Work instructions ▸ From the first line to the last, print the records exactly.

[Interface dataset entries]
== == ==
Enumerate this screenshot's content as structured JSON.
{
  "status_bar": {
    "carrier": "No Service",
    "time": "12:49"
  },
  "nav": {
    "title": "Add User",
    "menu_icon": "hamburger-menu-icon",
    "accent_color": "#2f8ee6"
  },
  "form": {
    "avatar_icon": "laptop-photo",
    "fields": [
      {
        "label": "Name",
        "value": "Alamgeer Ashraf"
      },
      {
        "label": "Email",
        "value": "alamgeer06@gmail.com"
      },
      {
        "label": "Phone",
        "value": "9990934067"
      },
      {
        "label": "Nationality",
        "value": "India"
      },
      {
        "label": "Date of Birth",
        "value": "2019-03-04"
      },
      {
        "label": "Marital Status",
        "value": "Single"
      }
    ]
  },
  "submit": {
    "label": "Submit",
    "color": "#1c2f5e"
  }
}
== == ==
Expected answer ▸
Enumerate this screenshot's content as structured JSON.
{
  "status_bar": {
    "carrier": "No Service",
    "time": "12:49"
  },
  "nav": {
    "title": "Add User",
    "menu_icon": "hamburger-menu-icon",
    "accent_color": "#2f8ee6"
  },
  "form": {
    "avatar_icon": "laptop-photo",
    "fields": [
      {
        "label": "Name",
        "value": "Alamgeer Ashraf"
      },
      {
        "label": "Email",
        "value": "alamgeer06@gmail.com"
      },
      {
        "label": "Phone",
        "value": "9990934067"
      },
      {
        "label": "Nationality",
        "value": "India"
      },
      {
        "label": "Date of Birth",
        "value": "2019-03-04"
      },
      {
        "label": "Marital Status",
        "value": "Single"
      }
    ]
  },
  "submit": {
    "label": "Submit",
    "color": "#1c2f5e"
  }
}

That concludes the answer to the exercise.